Andrew Bailey testifies The Bank of England governor will answer questions from the Treasury select committee about his failure to protect investors in the collapsed London Capital & Finance fund while he was chief executive of the Financial Conduct Authority. (FT)
UK ‘pay as you grow’ mechanism Chancellor Rishi Sunak will offer relief to the 1.4m small businesses that borrowed through the state-backed bounce back loan scheme by letting them repay over a longer timescale. (FT)
Grenfell inquiry The inquiry into the tower block blaze resumes, having been halted in December by the pandemic. Two of the world’s largest manufacturers of cladding and insulation are set to face scrutiny. (FT)
Earnings round-up Hasbro, KKR and SoftBank report results. (FT, BW)
Economic data Germany is to release industrial production figures for December.
The UK’s dysfunctional tax system The UK tax system is such a mess that reform makes sense anyway, writes Martin Wolf. Rishi Sunak needs to spell out in his Budget that he understands why this needs to happen, and how. (FT)
Stress and anxiety weigh on workers The Financial Times conducted a global survey on work and mental health, to which more than 250 readers around the world reported the difficulties — and benefits — of new work practices, as well as the demands spurred by Covid-19 that have affected their mental health. Two economics professors share insights on how to avoid pitfalls in remote work. (FT)
Impeachment dilemma After four years of moving in lockstep with Donald Trump, Mitch McConnell broke with the outgoing president. “The mob was fed lies,” he said, referencing the Capitol siege. But with the Senate impeachment trial due to begin this week, McConnell is striking a different tone, indicating a probable second exoneration. (FT)
Bezos’s revolution — and complicated legacy In the years to come, what will be said about Jeff Bezos as an innovator? The Amazon founder steps aside as some of Amazon’s impacts crystallise — what critics say are acts of monopolisation, worker exploitation and privacy intrusion. Perhaps, his lasting legacy will be re-engineering the business of innovation itself. Behind Amazon’s success lies its strategy to reinvest income and experiment incessantly, writes Andrew Hill. (FT)
FT Global MBA ranking 2021 US business schools continue to dominate provision of the world’s leading MBAs despite two European rivals topping the FT’s annual Global MBA Ranking. Insead, based in France and Singapore, and the UK’s London Business School were first and second overall, ahead of Chicago: Booth in third. Read the full rankings here. (FT)
Samsung’s biggest challenge: ‘The Lee family has to reform’ With billionaire Lee Jae-yong in jail for bribery, South Korea’s biggest company could become the country’s first major conglomerate without a family owner at the helm.
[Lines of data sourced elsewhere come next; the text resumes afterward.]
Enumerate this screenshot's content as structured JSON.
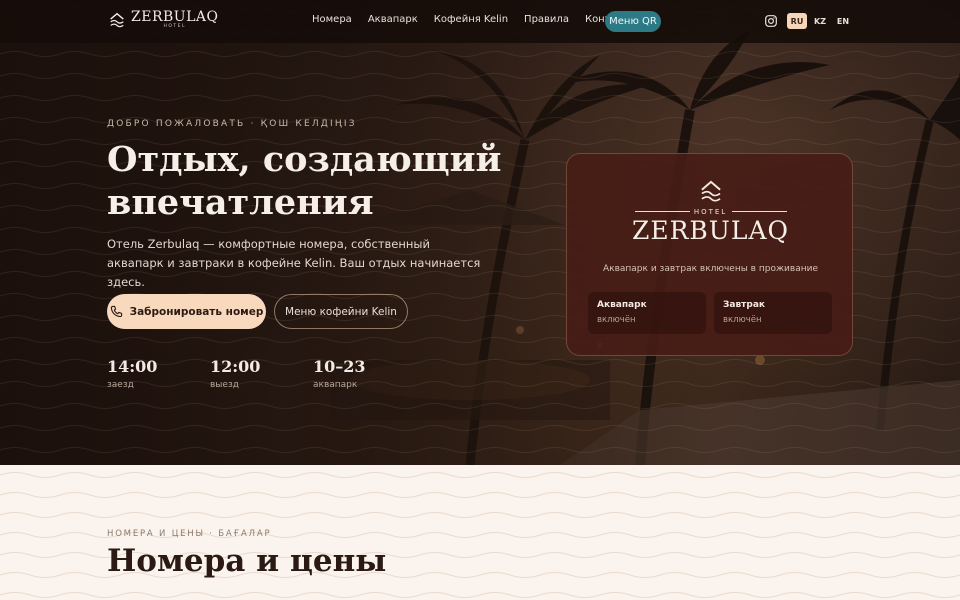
{
  "nav": {
    "logo": {
      "word": "ZERBULAQ",
      "sub": "HOTEL"
    },
    "items": [
      "Номера",
      "Аквапарк",
      "Кофейня Kelin",
      "Правила",
      "Контакты"
    ],
    "menu_qr": "Меню QR",
    "languages": [
      "RU",
      "KZ",
      "EN"
    ],
    "active_language": "RU"
  },
  "hero": {
    "eyebrow": "ДОБРО ПОЖАЛОВАТЬ · ҚОШ КЕЛДІҢІЗ",
    "headline": "Отдых, создающий впечатления",
    "lead": "Отель Zerbulaq — комфортные номера, собственный аквапарк и завтраки в кофейне Kelin. Ваш отдых начинается здесь.",
    "primary_button": "Забронировать номер",
    "secondary_button": "Меню кофейни Kelin",
    "stats": [
      {
        "value": "14:00",
        "label": "заезд"
      },
      {
        "value": "12:00",
        "label": "выезд"
      },
      {
        "value": "10–23",
        "label": "аквапарк"
      }
    ]
  },
  "card": {
    "hotel": "HOTEL",
    "brand": "ZERBULAQ",
    "tagline": "Аквапарк и завтрак включены в проживание",
    "features": [
      {
        "title": "Аквапарк",
        "status": "включён"
      },
      {
        "title": "Завтрак",
        "status": "включён"
      }
    ]
  },
  "rooms": {
    "eyebrow": "НОМЕРА И ЦЕНЫ · БАҒАЛАР",
    "title": "Номера и цены"
  },
  "colors": {
    "accent_peach": "#f8d9be",
    "accent_teal": "#2c7a86",
    "card_bg": "#481c16",
    "section_bg": "#fbf4ee"
  },
  "icons": [
    "hotel-logo-icon",
    "instagram-icon",
    "phone-icon"
  ]
}
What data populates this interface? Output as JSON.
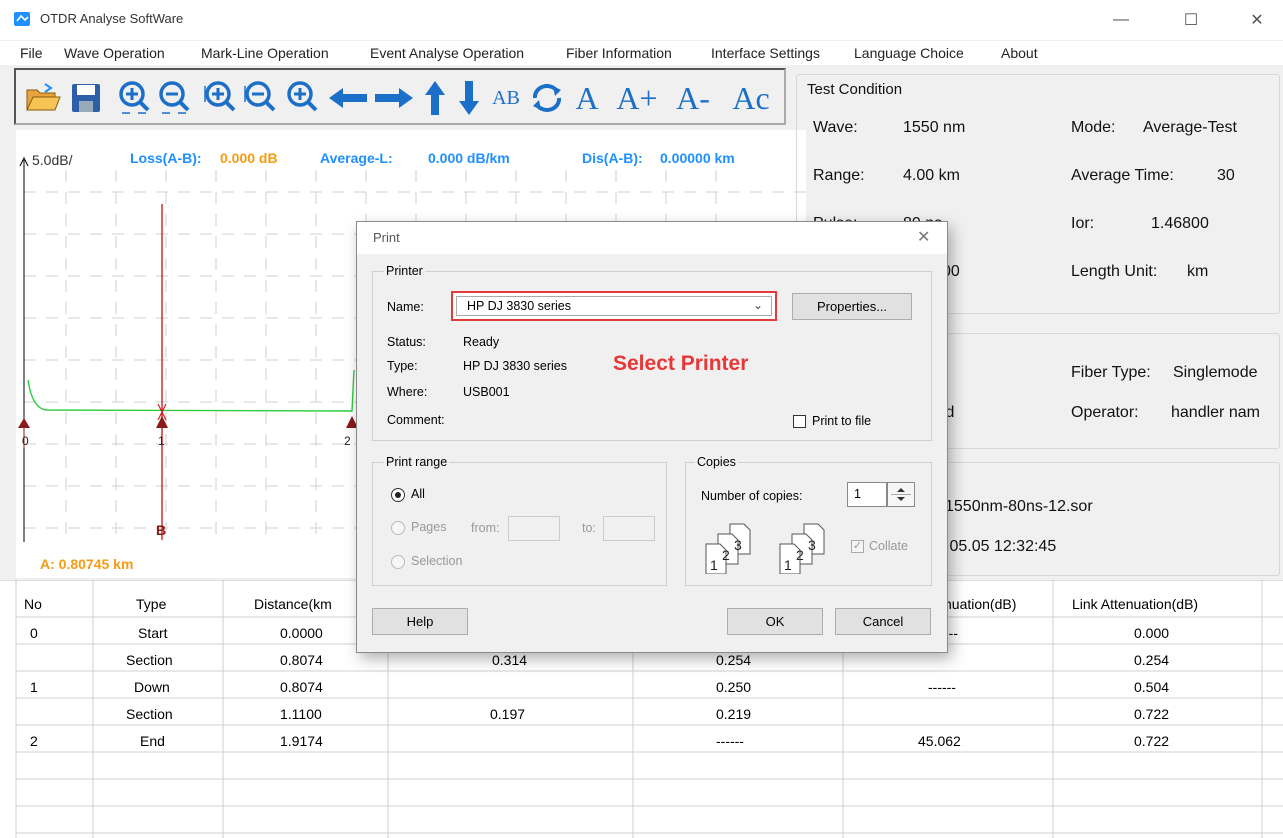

But some believe Samsung is simply too important to fail. (FT)
Vaccine triumphs and the lockdown question When will the UK economy be able to open up again? Plus, Sebastian Payne talks tension over trade checks in Northern Ireland. (FT)